● Records supplied:
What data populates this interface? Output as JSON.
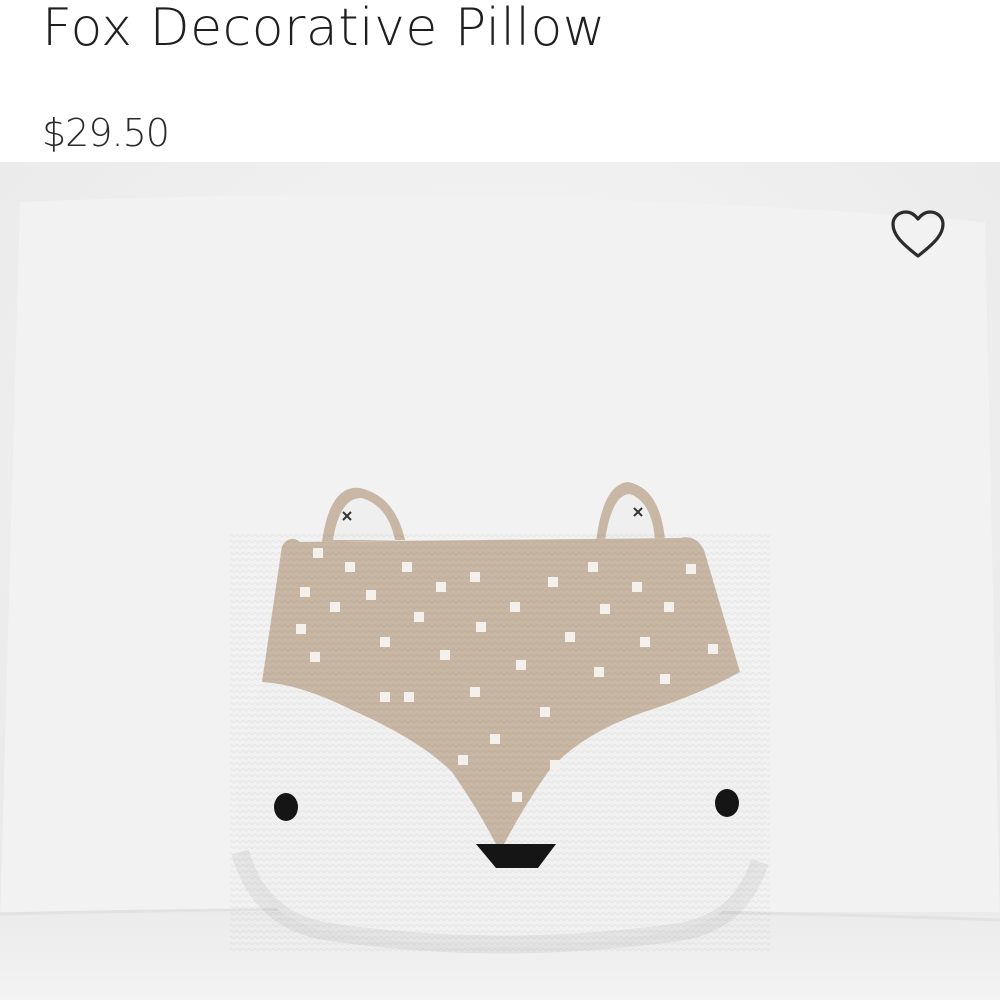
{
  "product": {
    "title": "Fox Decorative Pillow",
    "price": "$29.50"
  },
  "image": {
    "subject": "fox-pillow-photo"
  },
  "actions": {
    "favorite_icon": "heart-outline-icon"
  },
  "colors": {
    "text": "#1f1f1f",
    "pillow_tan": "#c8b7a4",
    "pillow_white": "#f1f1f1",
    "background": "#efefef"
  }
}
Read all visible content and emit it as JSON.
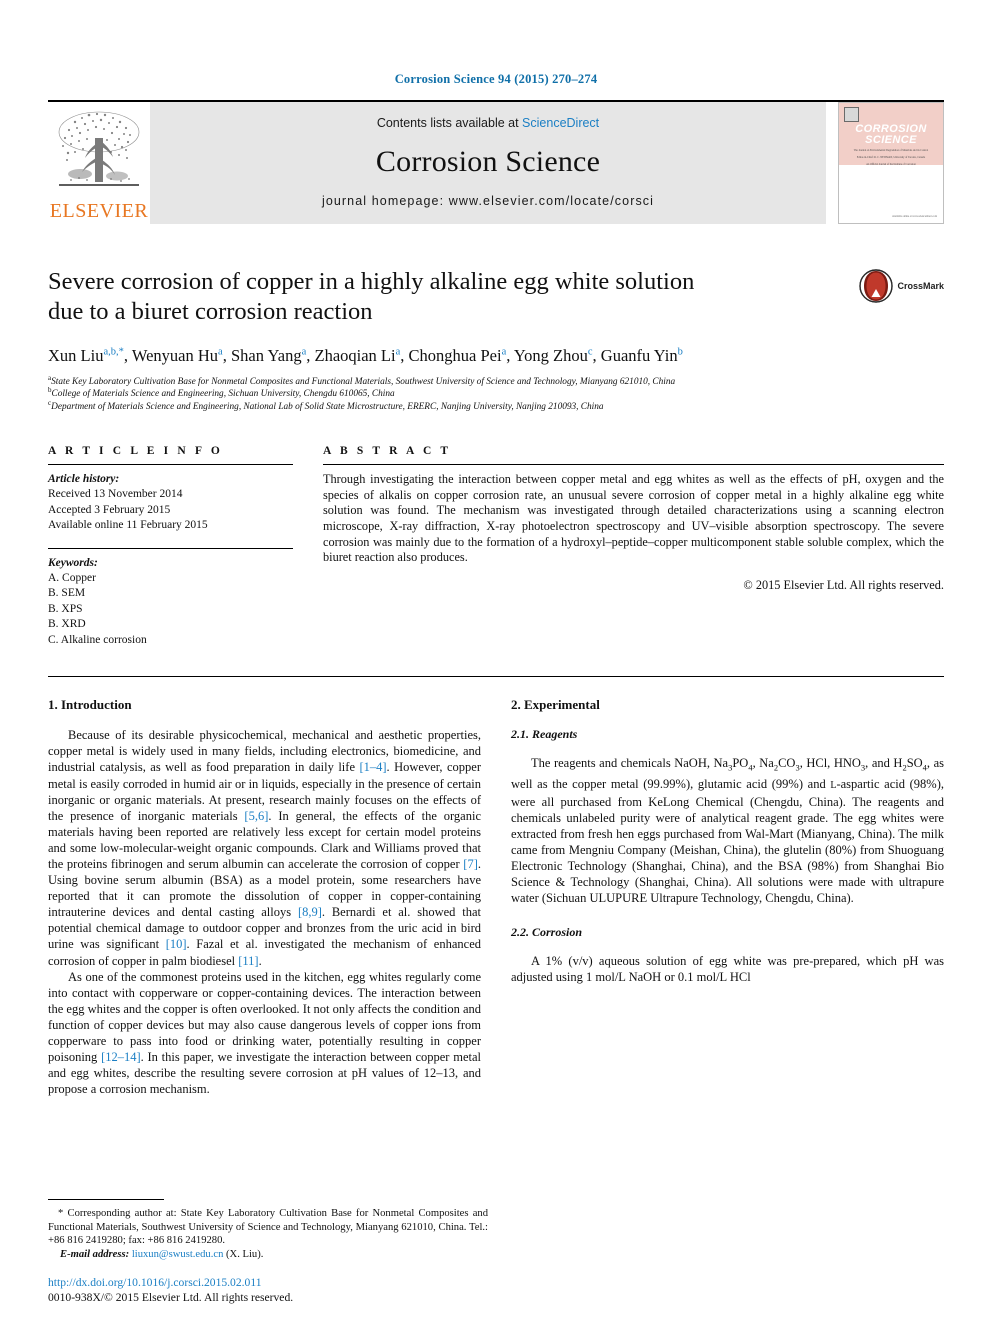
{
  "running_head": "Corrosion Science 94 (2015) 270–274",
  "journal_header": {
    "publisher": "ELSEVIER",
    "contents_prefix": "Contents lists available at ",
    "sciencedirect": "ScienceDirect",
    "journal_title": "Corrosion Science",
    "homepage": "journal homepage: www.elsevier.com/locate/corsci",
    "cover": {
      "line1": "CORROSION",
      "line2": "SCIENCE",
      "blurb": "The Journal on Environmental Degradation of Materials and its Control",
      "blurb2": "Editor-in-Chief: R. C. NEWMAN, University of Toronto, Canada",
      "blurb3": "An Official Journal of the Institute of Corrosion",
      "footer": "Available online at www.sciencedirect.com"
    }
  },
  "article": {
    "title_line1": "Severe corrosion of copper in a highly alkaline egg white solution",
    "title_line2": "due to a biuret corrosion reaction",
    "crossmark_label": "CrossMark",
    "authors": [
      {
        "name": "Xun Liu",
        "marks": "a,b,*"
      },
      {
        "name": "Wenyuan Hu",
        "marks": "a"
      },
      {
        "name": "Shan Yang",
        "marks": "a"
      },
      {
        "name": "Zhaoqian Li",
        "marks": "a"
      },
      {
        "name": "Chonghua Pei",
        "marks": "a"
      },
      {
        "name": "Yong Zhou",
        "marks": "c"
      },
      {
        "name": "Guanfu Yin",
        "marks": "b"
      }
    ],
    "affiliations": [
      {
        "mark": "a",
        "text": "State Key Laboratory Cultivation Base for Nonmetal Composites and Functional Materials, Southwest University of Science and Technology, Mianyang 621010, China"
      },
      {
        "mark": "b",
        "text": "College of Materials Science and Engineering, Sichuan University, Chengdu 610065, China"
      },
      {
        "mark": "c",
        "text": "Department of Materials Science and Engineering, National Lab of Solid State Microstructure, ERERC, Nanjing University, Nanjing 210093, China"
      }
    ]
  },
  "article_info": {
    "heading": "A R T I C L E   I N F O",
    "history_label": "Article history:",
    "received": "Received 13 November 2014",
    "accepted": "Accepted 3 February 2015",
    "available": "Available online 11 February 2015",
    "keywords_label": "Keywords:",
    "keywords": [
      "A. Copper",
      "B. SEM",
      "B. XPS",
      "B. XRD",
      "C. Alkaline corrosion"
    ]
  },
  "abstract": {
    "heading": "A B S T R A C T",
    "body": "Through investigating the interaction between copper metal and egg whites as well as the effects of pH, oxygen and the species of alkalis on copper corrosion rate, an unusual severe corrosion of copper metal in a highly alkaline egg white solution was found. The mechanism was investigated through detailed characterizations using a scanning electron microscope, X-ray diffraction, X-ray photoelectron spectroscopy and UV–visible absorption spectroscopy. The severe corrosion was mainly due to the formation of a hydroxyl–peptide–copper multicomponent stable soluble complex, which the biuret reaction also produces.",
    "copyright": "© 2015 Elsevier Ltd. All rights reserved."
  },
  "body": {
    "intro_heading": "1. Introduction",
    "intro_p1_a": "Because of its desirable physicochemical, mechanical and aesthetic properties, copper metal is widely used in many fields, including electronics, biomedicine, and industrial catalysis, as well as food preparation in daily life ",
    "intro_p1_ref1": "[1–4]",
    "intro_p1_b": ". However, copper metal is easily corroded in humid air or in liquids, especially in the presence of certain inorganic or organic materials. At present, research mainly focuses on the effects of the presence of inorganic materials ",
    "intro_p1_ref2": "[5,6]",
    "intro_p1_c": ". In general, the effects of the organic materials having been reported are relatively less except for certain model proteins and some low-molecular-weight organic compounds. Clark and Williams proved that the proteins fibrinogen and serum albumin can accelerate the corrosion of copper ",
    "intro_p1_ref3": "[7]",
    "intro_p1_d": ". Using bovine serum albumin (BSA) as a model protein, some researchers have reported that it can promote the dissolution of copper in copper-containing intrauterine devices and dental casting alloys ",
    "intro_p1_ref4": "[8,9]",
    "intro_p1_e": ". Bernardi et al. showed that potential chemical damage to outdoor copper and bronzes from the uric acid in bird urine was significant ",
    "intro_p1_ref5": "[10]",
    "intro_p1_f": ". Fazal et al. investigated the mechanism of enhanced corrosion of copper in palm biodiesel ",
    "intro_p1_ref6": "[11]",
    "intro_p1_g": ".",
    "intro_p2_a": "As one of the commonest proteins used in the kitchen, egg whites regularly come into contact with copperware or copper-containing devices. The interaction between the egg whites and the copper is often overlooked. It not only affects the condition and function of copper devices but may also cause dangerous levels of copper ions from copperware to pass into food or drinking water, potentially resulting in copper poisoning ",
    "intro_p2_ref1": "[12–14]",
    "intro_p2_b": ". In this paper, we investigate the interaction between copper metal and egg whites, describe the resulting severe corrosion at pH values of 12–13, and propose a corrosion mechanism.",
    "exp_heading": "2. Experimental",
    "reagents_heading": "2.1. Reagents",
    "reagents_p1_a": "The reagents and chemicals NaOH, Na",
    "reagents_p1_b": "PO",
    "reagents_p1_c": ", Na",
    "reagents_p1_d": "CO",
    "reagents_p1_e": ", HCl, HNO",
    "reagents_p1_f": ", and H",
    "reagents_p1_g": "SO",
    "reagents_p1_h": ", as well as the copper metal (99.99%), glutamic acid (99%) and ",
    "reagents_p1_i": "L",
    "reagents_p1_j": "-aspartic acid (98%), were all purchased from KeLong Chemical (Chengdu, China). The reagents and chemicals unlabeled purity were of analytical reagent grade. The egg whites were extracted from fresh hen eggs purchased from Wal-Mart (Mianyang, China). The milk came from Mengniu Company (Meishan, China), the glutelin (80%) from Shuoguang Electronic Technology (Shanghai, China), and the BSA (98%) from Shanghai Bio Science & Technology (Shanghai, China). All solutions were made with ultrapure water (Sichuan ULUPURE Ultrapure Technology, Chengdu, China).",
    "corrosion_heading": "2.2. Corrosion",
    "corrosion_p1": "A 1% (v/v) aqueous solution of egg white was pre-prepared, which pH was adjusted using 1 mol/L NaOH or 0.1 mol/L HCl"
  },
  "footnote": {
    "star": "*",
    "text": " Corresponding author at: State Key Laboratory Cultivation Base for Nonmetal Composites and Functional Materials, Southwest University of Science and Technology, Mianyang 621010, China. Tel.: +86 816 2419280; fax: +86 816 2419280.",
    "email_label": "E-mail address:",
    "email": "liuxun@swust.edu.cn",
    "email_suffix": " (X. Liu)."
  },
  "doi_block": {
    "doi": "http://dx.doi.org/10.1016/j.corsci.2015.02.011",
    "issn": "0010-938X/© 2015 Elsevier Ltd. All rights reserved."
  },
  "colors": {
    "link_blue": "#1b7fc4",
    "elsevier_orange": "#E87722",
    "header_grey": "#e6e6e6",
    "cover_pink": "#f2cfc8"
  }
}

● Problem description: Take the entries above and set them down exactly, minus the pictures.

● Expected answer:
What data populates this interface? Output as JSON.
{
  "product": {
    "title": "Fox Decorative Pillow",
    "price": "$29.50"
  },
  "image": {
    "subject": "fox-pillow-photo"
  },
  "actions": {
    "favorite_icon": "heart-outline-icon"
  },
  "colors": {
    "text": "#1f1f1f",
    "pillow_tan": "#c8b7a4",
    "pillow_white": "#f1f1f1",
    "background": "#efefef"
  }
}
Read all visible content and emit it as JSON.
{
  "running_head": "Corrosion Science 94 (2015) 270–274",
  "journal_header": {
    "publisher": "ELSEVIER",
    "contents_prefix": "Contents lists available at ",
    "sciencedirect": "ScienceDirect",
    "journal_title": "Corrosion Science",
    "homepage": "journal homepage: www.elsevier.com/locate/corsci",
    "cover": {
      "line1": "CORROSION",
      "line2": "SCIENCE",
      "blurb": "The Journal on Environmental Degradation of Materials and its Control",
      "blurb2": "Editor-in-Chief: R. C. NEWMAN, University of Toronto, Canada",
      "blurb3": "An Official Journal of the Institute of Corrosion",
      "footer": "Available online at www.sciencedirect.com"
    }
  },
  "article": {
    "title_line1": "Severe corrosion of copper in a highly alkaline egg white solution",
    "title_line2": "due to a biuret corrosion reaction",
    "crossmark_label": "CrossMark",
    "authors": [
      {
        "name": "Xun Liu",
        "marks": "a,b,*"
      },
      {
        "name": "Wenyuan Hu",
        "marks": "a"
      },
      {
        "name": "Shan Yang",
        "marks": "a"
      },
      {
        "name": "Zhaoqian Li",
        "marks": "a"
      },
      {
        "name": "Chonghua Pei",
        "marks": "a"
      },
      {
        "name": "Yong Zhou",
        "marks": "c"
      },
      {
        "name": "Guanfu Yin",
        "marks": "b"
      }
    ],
    "affiliations": [
      {
        "mark": "a",
        "text": "State Key Laboratory Cultivation Base for Nonmetal Composites and Functional Materials, Southwest University of Science and Technology, Mianyang 621010, China"
      },
      {
        "mark": "b",
        "text": "College of Materials Science and Engineering, Sichuan University, Chengdu 610065, China"
      },
      {
        "mark": "c",
        "text": "Department of Materials Science and Engineering, National Lab of Solid State Microstructure, ERERC, Nanjing University, Nanjing 210093, China"
      }
    ]
  },
  "article_info": {
    "heading": "A R T I C L E   I N F O",
    "history_label": "Article history:",
    "received": "Received 13 November 2014",
    "accepted": "Accepted 3 February 2015",
    "available": "Available online 11 February 2015",
    "keywords_label": "Keywords:",
    "keywords": [
      "A. Copper",
      "B. SEM",
      "B. XPS",
      "B. XRD",
      "C. Alkaline corrosion"
    ]
  },
  "abstract": {
    "heading": "A B S T R A C T",
    "body": "Through investigating the interaction between copper metal and egg whites as well as the effects of pH, oxygen and the species of alkalis on copper corrosion rate, an unusual severe corrosion of copper metal in a highly alkaline egg white solution was found. The mechanism was investigated through detailed characterizations using a scanning electron microscope, X-ray diffraction, X-ray photoelectron spectroscopy and UV–visible absorption spectroscopy. The severe corrosion was mainly due to the formation of a hydroxyl–peptide–copper multicomponent stable soluble complex, which the biuret reaction also produces.",
    "copyright": "© 2015 Elsevier Ltd. All rights reserved."
  },
  "body": {
    "intro_heading": "1. Introduction",
    "intro_p1_a": "Because of its desirable physicochemical, mechanical and aesthetic properties, copper metal is widely used in many fields, including electronics, biomedicine, and industrial catalysis, as well as food preparation in daily life ",
    "intro_p1_ref1": "[1–4]",
    "intro_p1_b": ". However, copper metal is easily corroded in humid air or in liquids, especially in the presence of certain inorganic or organic materials. At present, research mainly focuses on the effects of the presence of inorganic materials ",
    "intro_p1_ref2": "[5,6]",
    "intro_p1_c": ". In general, the effects of the organic materials having been reported are relatively less except for certain model proteins and some low-molecular-weight organic compounds. Clark and Williams proved that the proteins fibrinogen and serum albumin can accelerate the corrosion of copper ",
    "intro_p1_ref3": "[7]",
    "intro_p1_d": ". Using bovine serum albumin (BSA) as a model protein, some researchers have reported that it can promote the dissolution of copper in copper-containing intrauterine devices and dental casting alloys ",
    "intro_p1_ref4": "[8,9]",
    "intro_p1_e": ". Bernardi et al. showed that potential chemical damage to outdoor copper and bronzes from the uric acid in bird urine was significant ",
    "intro_p1_ref5": "[10]",
    "intro_p1_f": ". Fazal et al. investigated the mechanism of enhanced corrosion of copper in palm biodiesel ",
    "intro_p1_ref6": "[11]",
    "intro_p1_g": ".",
    "intro_p2_a": "As one of the commonest proteins used in the kitchen, egg whites regularly come into contact with copperware or copper-containing devices. The interaction between the egg whites and the copper is often overlooked. It not only affects the condition and function of copper devices but may also cause dangerous levels of copper ions from copperware to pass into food or drinking water, potentially resulting in copper poisoning ",
    "intro_p2_ref1": "[12–14]",
    "intro_p2_b": ". In this paper, we investigate the interaction between copper metal and egg whites, describe the resulting severe corrosion at pH values of 12–13, and propose a corrosion mechanism.",
    "exp_heading": "2. Experimental",
    "reagents_heading": "2.1. Reagents",
    "reagents_p1_a": "The reagents and chemicals NaOH, Na",
    "reagents_p1_b": "PO",
    "reagents_p1_c": ", Na",
    "reagents_p1_d": "CO",
    "reagents_p1_e": ", HCl, HNO",
    "reagents_p1_f": ", and H",
    "reagents_p1_g": "SO",
    "reagents_p1_h": ", as well as the copper metal (99.99%), glutamic acid (99%) and ",
    "reagents_p1_i": "L",
    "reagents_p1_j": "-aspartic acid (98%), were all purchased from KeLong Chemical (Chengdu, China). The reagents and chemicals unlabeled purity were of analytical reagent grade. The egg whites were extracted from fresh hen eggs purchased from Wal-Mart (Mianyang, China). The milk came from Mengniu Company (Meishan, China), the glutelin (80%) from Shuoguang Electronic Technology (Shanghai, China), and the BSA (98%) from Shanghai Bio Science & Technology (Shanghai, China). All solutions were made with ultrapure water (Sichuan ULUPURE Ultrapure Technology, Chengdu, China).",
    "corrosion_heading": "2.2. Corrosion",
    "corrosion_p1": "A 1% (v/v) aqueous solution of egg white was pre-prepared, which pH was adjusted using 1 mol/L NaOH or 0.1 mol/L HCl"
  },
  "footnote": {
    "star": "*",
    "text": " Corresponding author at: State Key Laboratory Cultivation Base for Nonmetal Composites and Functional Materials, Southwest University of Science and Technology, Mianyang 621010, China. Tel.: +86 816 2419280; fax: +86 816 2419280.",
    "email_label": "E-mail address:",
    "email": "liuxun@swust.edu.cn",
    "email_suffix": " (X. Liu)."
  },
  "doi_block": {
    "doi": "http://dx.doi.org/10.1016/j.corsci.2015.02.011",
    "issn": "0010-938X/© 2015 Elsevier Ltd. All rights reserved."
  },
  "colors": {
    "link_blue": "#1b7fc4",
    "elsevier_orange": "#E87722",
    "header_grey": "#e6e6e6",
    "cover_pink": "#f2cfc8"
  }
}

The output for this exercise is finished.